Lepreau cost overrun could mean lawsuit
A fight over compensation for cost overruns at the Point Lepreau nuclear plant could be heading to court.
The refurbishment of Lepreau is 16 months behind schedule, which could cost New Brunswickers an extra power-rate increase.
The contractor, Atomic Energy of Canada Ltd., has admitted the original deadline it agreed to was never realistic. So the province says AECL's owner — the federal government — should compensate the province beyond the terms of the contract.
Conservative Saint John MP Rodney Weston, however, said Ottawa will pay only what's required in the contract, nothing more.
If that's not good enough for the province, it should sue, he suggested.

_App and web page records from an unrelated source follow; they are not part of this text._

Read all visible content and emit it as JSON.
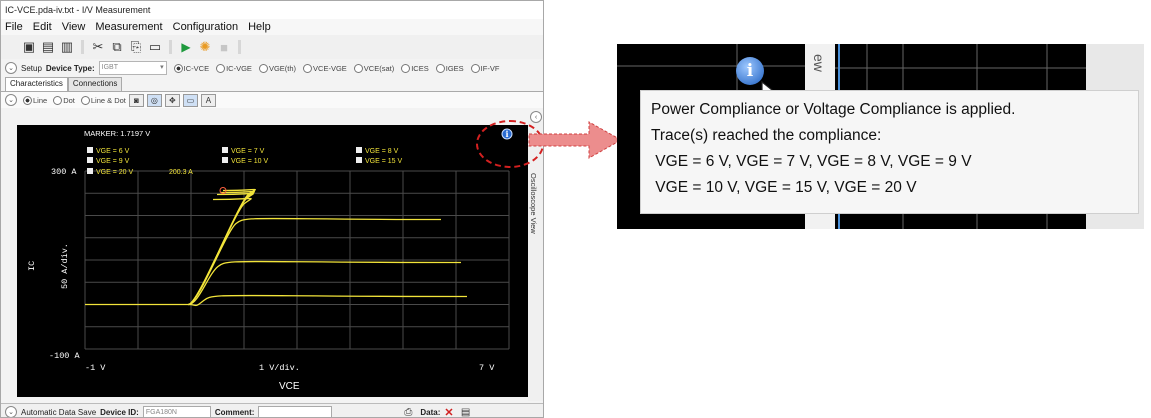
{
  "window": {
    "title": "IC-VCE.pda-iv.txt - I/V Measurement",
    "menu": [
      "File",
      "Edit",
      "View",
      "Measurement",
      "Configuration",
      "Help"
    ]
  },
  "setup": {
    "label": "Setup",
    "device_type_label": "Device Type:",
    "device_type_value": "IGBT",
    "modes": [
      "IC-VCE",
      "IC-VGE",
      "VGE(th)",
      "VCE-VGE",
      "VCE(sat)",
      "ICES",
      "IGES",
      "IF-VF"
    ],
    "selected_mode": "IC-VCE"
  },
  "tabs": [
    "Characteristics",
    "Connections"
  ],
  "display_options": {
    "modes": [
      "Line",
      "Dot",
      "Line & Dot"
    ],
    "selected": "Line"
  },
  "graph": {
    "marker": "MARKER: 1.7197 V",
    "legend": [
      {
        "label": "VGE = 6 V"
      },
      {
        "label": "VGE = 7 V"
      },
      {
        "label": "VGE = 8 V"
      },
      {
        "label": "VGE = 9 V"
      },
      {
        "label": "VGE = 10 V"
      },
      {
        "label": "VGE = 15 V"
      },
      {
        "label": "VGE = 20 V"
      }
    ],
    "marker_value": "200.3 A",
    "y_top": "300  A",
    "y_bottom": "-100  A",
    "y_div": "50  A/div.",
    "y_label": "IC",
    "x_left": "-1  V",
    "x_right": "7  V",
    "x_div": "1  V/div.",
    "x_label": "VCE",
    "trace_color": "#f2e43a"
  },
  "side_tab": "Oscilloscope View",
  "bottom": {
    "auto_save": "Automatic Data Save",
    "device_id_label": "Device ID:",
    "device_id_value": "FGA180N",
    "comment_label": "Comment:",
    "data_label": "Data:"
  },
  "tooltip": {
    "lines": [
      "Power Compliance or Voltage Compliance is applied.",
      "Trace(s) reached the compliance:",
      " VGE = 6 V, VGE = 7 V, VGE = 8 V, VGE = 9 V",
      " VGE = 10 V, VGE = 15 V, VGE = 20 V"
    ],
    "zoom_tab_text": "ew",
    "zoom_tab_text_lower": "O"
  },
  "colors": {
    "highlight": "#d42020",
    "arrow": "#e07070",
    "info_icon": "#2a6bd0"
  }
}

"NB Power should take the necessary steps to force their partner, AECL — it has been described as a partnership — they should take the necessary steps to ensure they hold up their end of the agreement."
"What I suggest is that there's a variety of options," he said. "Certainly that's one of them that we'll take a look at."

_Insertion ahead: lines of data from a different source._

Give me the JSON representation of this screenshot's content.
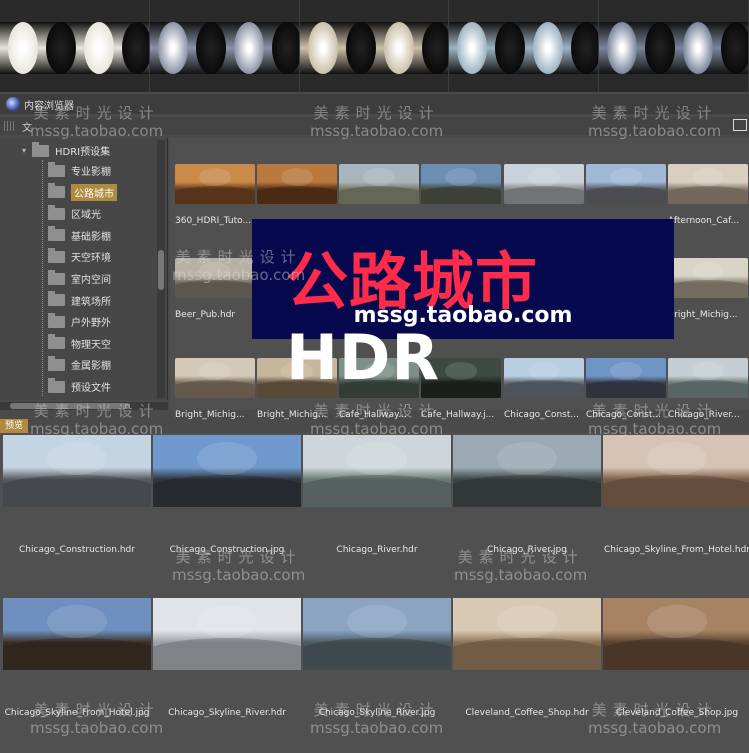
{
  "top_strip": {
    "thumbs": [
      {
        "tone": "#e8e6dc"
      },
      {
        "tone": "#8a93a6"
      },
      {
        "tone": "#cbbfa9"
      },
      {
        "tone": "#9db3c2"
      },
      {
        "tone": "#7a859b"
      }
    ]
  },
  "window": {
    "title": "内容浏览器",
    "menu_label": "文"
  },
  "tree": {
    "root_label": "HDRI预设集",
    "items": [
      {
        "label": "专业影棚"
      },
      {
        "label": "公路城市",
        "selected": true
      },
      {
        "label": "区域光"
      },
      {
        "label": "基础影棚"
      },
      {
        "label": "天空环境"
      },
      {
        "label": "室内空间"
      },
      {
        "label": "建筑场所"
      },
      {
        "label": "户外野外"
      },
      {
        "label": "物理天空"
      },
      {
        "label": "金属影棚"
      },
      {
        "label": "预设文件"
      }
    ]
  },
  "grid": {
    "files": [
      {
        "name": "360_HDRI_Tuto...",
        "sky": "#c98a4a",
        "ground": "#6b3f1f"
      },
      {
        "name": "",
        "sky": "#b9793f",
        "ground": "#5b3418"
      },
      {
        "name": "",
        "sky": "#a9b4bd",
        "ground": "#7b7d6a"
      },
      {
        "name": "",
        "sky": "#6d8eb3",
        "ground": "#4a4f42"
      },
      {
        "name": "",
        "sky": "#c9d2da",
        "ground": "#8a8d8f"
      },
      {
        "name": "",
        "sky": "#9fb8d6",
        "ground": "#5c5f66"
      },
      {
        "name": "Afternoon_Caf...",
        "sky": "#d8cfc0",
        "ground": "#8b7f70"
      },
      {
        "name": "Beer_Pub.hdr",
        "sky": "#b7b0a4",
        "ground": "#6f6a60"
      },
      {
        "name": "",
        "sky": "#9a9a9a",
        "ground": "#5a5a5a"
      },
      {
        "name": "",
        "sky": "#9a9a9a",
        "ground": "#5a5a5a"
      },
      {
        "name": "",
        "sky": "#9a9a9a",
        "ground": "#5a5a5a"
      },
      {
        "name": "",
        "sky": "#9a9a9a",
        "ground": "#5a5a5a"
      },
      {
        "name": "",
        "sky": "#9a9a9a",
        "ground": "#5a5a5a"
      },
      {
        "name": "Bright_Michig...",
        "sky": "#d9d4c8",
        "ground": "#8e8575"
      },
      {
        "name": "Bright_Michig...",
        "sky": "#d4c9b6",
        "ground": "#7a6d5b"
      },
      {
        "name": "Bright_Michig...",
        "sky": "#c7b69b",
        "ground": "#6a5a44"
      },
      {
        "name": "Cafe_Hallway...",
        "sky": "#7d8f86",
        "ground": "#3f4a44"
      },
      {
        "name": "Cafe_Hallway.j...",
        "sky": "#3d4a44",
        "ground": "#1f2622"
      },
      {
        "name": "Chicago_Const...",
        "sky": "#b9cde0",
        "ground": "#5f6670"
      },
      {
        "name": "Chicago_Const...",
        "sky": "#6f95c7",
        "ground": "#3a3f4a"
      },
      {
        "name": "Chicago_River...",
        "sky": "#c5ced4",
        "ground": "#6d7a7a"
      }
    ]
  },
  "preview": {
    "tab_label": "预览",
    "items": [
      {
        "name": "Chicago_Construction.hdr",
        "sky": "#c4d4e3",
        "ground": "#55595e"
      },
      {
        "name": "Chicago_Construction.jpg",
        "sky": "#6f99cc",
        "ground": "#30343b"
      },
      {
        "name": "Chicago_River.hdr",
        "sky": "#cfd6db",
        "ground": "#6a7774"
      },
      {
        "name": "Chicago_River.jpg",
        "sky": "#9aa9b3",
        "ground": "#3b4644"
      },
      {
        "name": "Chicago_Skyline_From_Hotel.hdr",
        "sky": "#d6c3b3",
        "ground": "#7a5f4a"
      },
      {
        "name": "Chicago_Skyline_From_Hotel.jpg",
        "sky": "#6e8fbf",
        "ground": "#3a2f25"
      },
      {
        "name": "Chicago_Skyline_River.hdr",
        "sky": "#e0e4e8",
        "ground": "#9aa0a4"
      },
      {
        "name": "Chicago_Skyline_River.jpg",
        "sky": "#8aa4c2",
        "ground": "#4d5a5f"
      },
      {
        "name": "Cleveland_Coffee_Shop.hdr",
        "sky": "#d9c9b3",
        "ground": "#8a7256"
      },
      {
        "name": "Cleveland_Coffee_Shop.jpg",
        "sky": "#a88363",
        "ground": "#5a4230"
      }
    ]
  },
  "banner": {
    "headline_zh": "公路城市",
    "headline_en": "HDR",
    "shop": "mssg.taobao.com",
    "bg": "#07094f",
    "accent": "#ff2b4a"
  },
  "watermark": {
    "line1": "美素时光设计",
    "line2": "mssg.taobao.com"
  }
}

Hiring lawyers could be expensive and time-consuming, but it's one way to get Ottawa to the negotiating table, he added.
NB Power has estimated that replacement fuel for each day the nuclear reactor is not running costs it $1 million.

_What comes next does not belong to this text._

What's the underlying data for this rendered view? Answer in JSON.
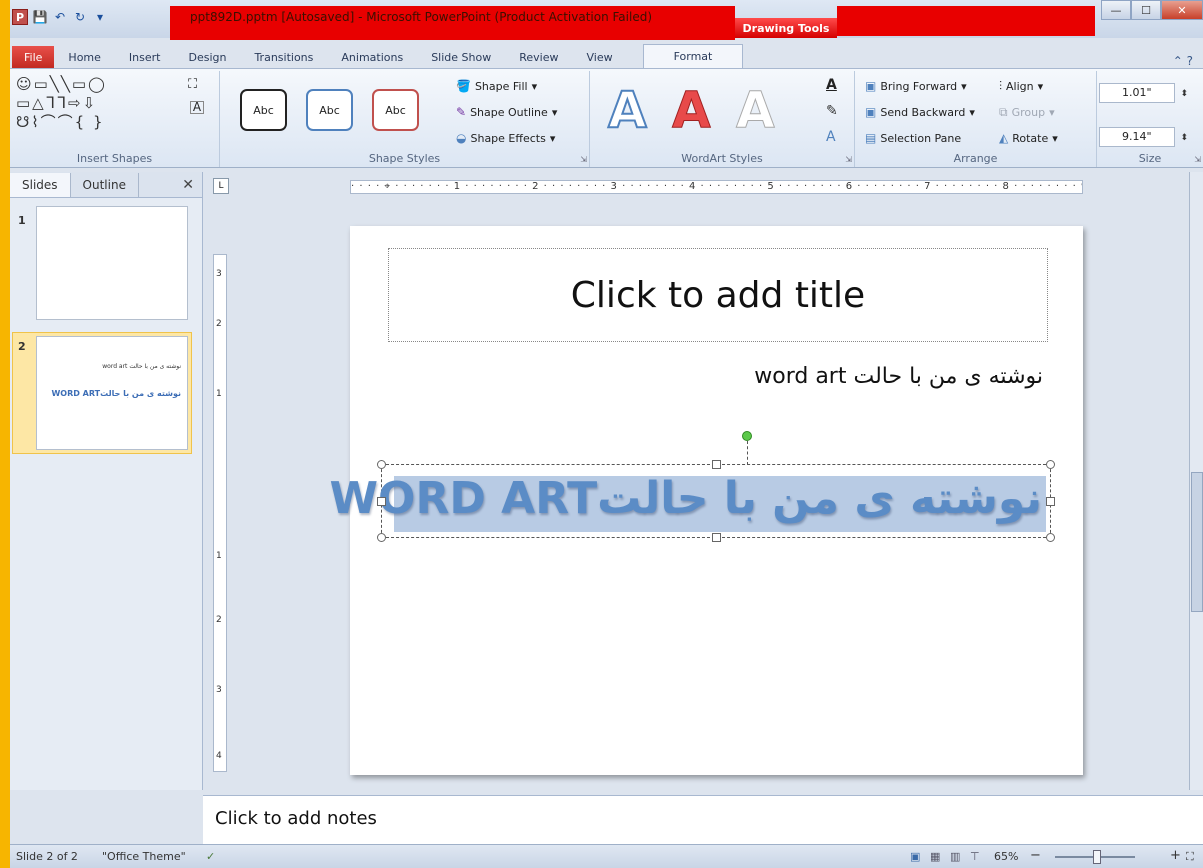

Last week, NB Power president David Hay said rates could increase by roughly two per cent because of the reactor delays.
The refurbishment was originally estimated to cost $1.4 billion, and was supposed to be completed by the end of September. AECL has said it will be early 2011 before the reactor is back online.
A leading researcher at the University of Moncton, Yves Gagnon, predicts the cost overruns in overhauling the nuclear plant will top $1.6 billion.
Point Lepreau is Atlantic Canada's only nuclear reactor. This is the first refurbishment of a Candu-6 ever attempted by AECL and was intended to be used as a model for the federal Crown corporation to show off to other countries that own similar reactor models.